“Okay-thanks for the tip,” the man says. We leave them with one of our four jugs–”They need it,” Sewanicki declares–and climb back in the cab.
How exactly did you come to adopt this particular mission as your life’s work, I ask Sewanicki as he scans the streets for more mouths to fill.
“Well, I got so tired of people buying me drinks, knowing it was just going to be poured down the drain. I’d say to myself–there’s people going to bed sober all over this city tonight, and you can’t finish half the booze that people put in front of you.” The lessons of his hardscrabble youth have stuck with him. “‘Waste not, want not’, mom used to say,” he says with a audible lump in his throat. “I had to eat what was put in front of me, even if it meant I missed The Lone Ranger” in the early days of television.
That thought–the waste of precious alcohol and the potentially harmful effect it was having on oysters and other shellfish in the Hudson River watershed–persuaded Sewanicki to take the unpopular step of seeing to it that no man goes without a nightly drink in lower Manhattan. “Not on my watch,” he says with unmistakable seriousness.
We turn a corner and Sewanicki sees something that causes him to lean forward in his seat. What is it, I ask?
“The enemy,” he says. Two women and one man dressed in practical clothes make their way deliberately down the street, looking for “homeless” men they can persuade to give up lives of freedom on the street in exchange for food and shelter. “Do-gooders,” he says with undisguised contempt.
He rolls down his window and, as we pull even with the three, lets go with a shout.
“Hey–why don’t you leave them in peace,” he yells.
The three–not social workers, as it turns out, but N.Y.U. students doing field research for an advanced sociology lab–turn with looks of surprise on their faces.
“Yeah, you,” Sewanicki continues. “Do you think those guys want to go back to living with people like you watching them all the time?”
“Well–yeah,” the male says hesitantly, his world-view suddenly called into question.
“Gimme a break,” Sewanicki continues. “They’ve spent their whole lives running away from milquetoasts and school marms.

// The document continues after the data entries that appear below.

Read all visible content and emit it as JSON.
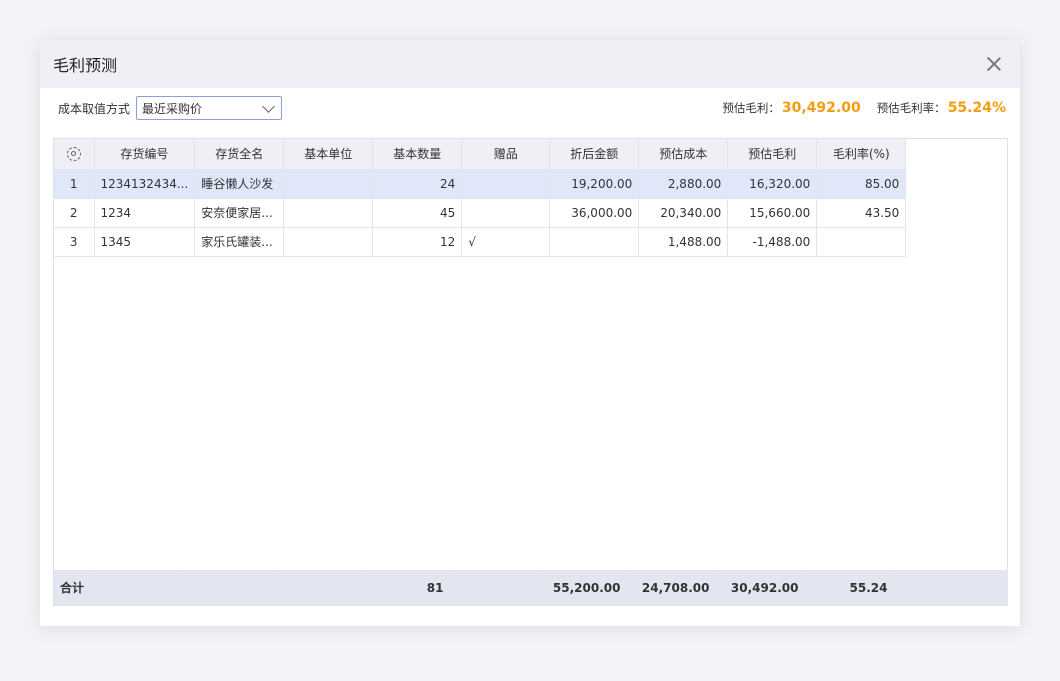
{
  "dialog": {
    "title": "毛利预测"
  },
  "toolbar": {
    "cost_method_label": "成本取值方式",
    "cost_method_value": "最近采购价",
    "est_profit_label": "预估毛利：",
    "est_profit_value": "30,492.00",
    "est_rate_label": "预估毛利率：",
    "est_rate_value": "55.24%"
  },
  "table": {
    "columns": [
      "存货编号",
      "存货全名",
      "基本单位",
      "基本数量",
      "赠品",
      "折后金额",
      "预估成本",
      "预估毛利",
      "毛利率(%)"
    ],
    "rows": [
      [
        "1",
        "1234132434...",
        "睡谷懒人沙发",
        "",
        "24",
        "",
        "19,200.00",
        "2,880.00",
        "16,320.00",
        "85.00"
      ],
      [
        "2",
        "1234",
        "安奈便家居...",
        "",
        "45",
        "",
        "36,000.00",
        "20,340.00",
        "15,660.00",
        "43.50"
      ],
      [
        "3",
        "1345",
        "家乐氏罐装...",
        "",
        "12",
        "√",
        "",
        "1,488.00",
        "-1,488.00",
        ""
      ]
    ],
    "totals": {
      "label": "合计",
      "qty": "81",
      "amount": "55,200.00",
      "cost": "24,708.00",
      "profit": "30,492.00",
      "rate": "55.24"
    }
  },
  "colors": {
    "accent": "#f39c12",
    "selected_row": "#dfe7f8",
    "header_bg": "#eef0f6"
  }
}
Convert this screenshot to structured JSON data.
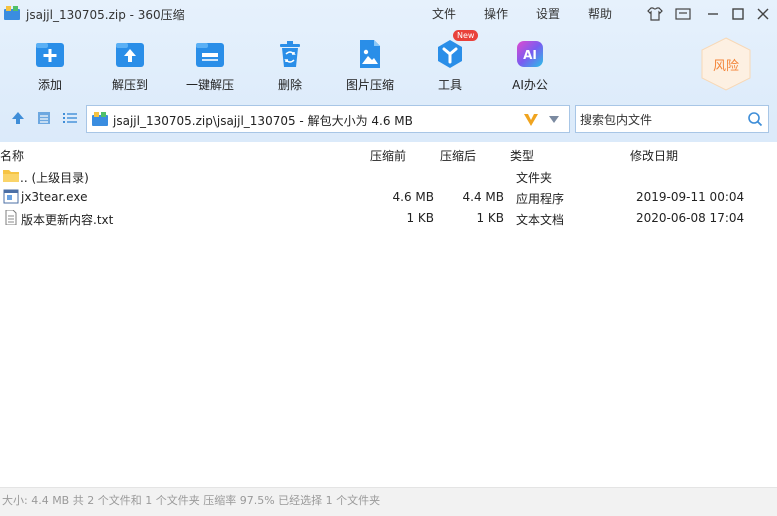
{
  "window": {
    "title": "jsajjl_130705.zip - 360压缩",
    "menu": [
      "文件",
      "操作",
      "设置",
      "帮助"
    ]
  },
  "toolbar": {
    "items": [
      {
        "label": "添加",
        "icon": "add-icon"
      },
      {
        "label": "解压到",
        "icon": "extract-to-icon"
      },
      {
        "label": "一键解压",
        "icon": "one-click-extract-icon"
      },
      {
        "label": "删除",
        "icon": "trash-icon"
      },
      {
        "label": "图片压缩",
        "icon": "image-compress-icon"
      },
      {
        "label": "工具",
        "icon": "tools-icon",
        "badge": "New"
      },
      {
        "label": "AI办公",
        "icon": "ai-office-icon"
      }
    ],
    "risk_label": "风险"
  },
  "nav": {
    "path": "jsajjl_130705.zip\\jsajjl_130705 - 解包大小为 4.6 MB",
    "search_placeholder": "搜索包内文件"
  },
  "list": {
    "columns": {
      "name": "名称",
      "before": "压缩前",
      "after": "压缩后",
      "type": "类型",
      "date": "修改日期"
    },
    "rows": [
      {
        "icon": "folder-icon",
        "name": ".. (上级目录)",
        "before": "",
        "after": "",
        "type": "文件夹",
        "date": ""
      },
      {
        "icon": "exe-file-icon",
        "name": "jx3tear.exe",
        "before": "4.6 MB",
        "after": "4.4 MB",
        "type": "应用程序",
        "date": "2019-09-11 00:04"
      },
      {
        "icon": "text-file-icon",
        "name": "版本更新内容.txt",
        "before": "1 KB",
        "after": "1 KB",
        "type": "文本文档",
        "date": "2020-06-08 17:04"
      }
    ]
  },
  "status": {
    "text": "大小: 4.4 MB 共 2 个文件和 1 个文件夹 压缩率 97.5% 已经选择 1 个文件夹"
  },
  "colors": {
    "accent": "#2a8ee8",
    "toolbar_bg": "#e3effb",
    "risk": "#f3853a",
    "badge": "#e9413b"
  }
}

They haven’t got much longer to live-let them drink themselves into oblivion if they want.”
The three are quiet for a moment, as they consider the public policy and philosophical aspects of what they are being asked to do.
“You mean–do nothing?”
“Right–just . . . go . . . away.”
The three look at each other, then the male looks at his watch. “There’s a 2-for-1 Bud Light special at McSweeney’s in the Village tonight,” he says to the women. “You guys up for it?”
“I’ve got a mid-term in Stochastic Variables in Quantitative Research,” the woman begins, but Sewanicki cuts her off.
“Listen sweetheart,” he says. “Once you get a job you’ll never touch another stochastic variable in your life. Believe me–I worked for four decades, and the only thing I needed to remember from college was one lousy football play.”
“Is that so?” the male student asks.
“In that case,” he says to the women, “let’s party!”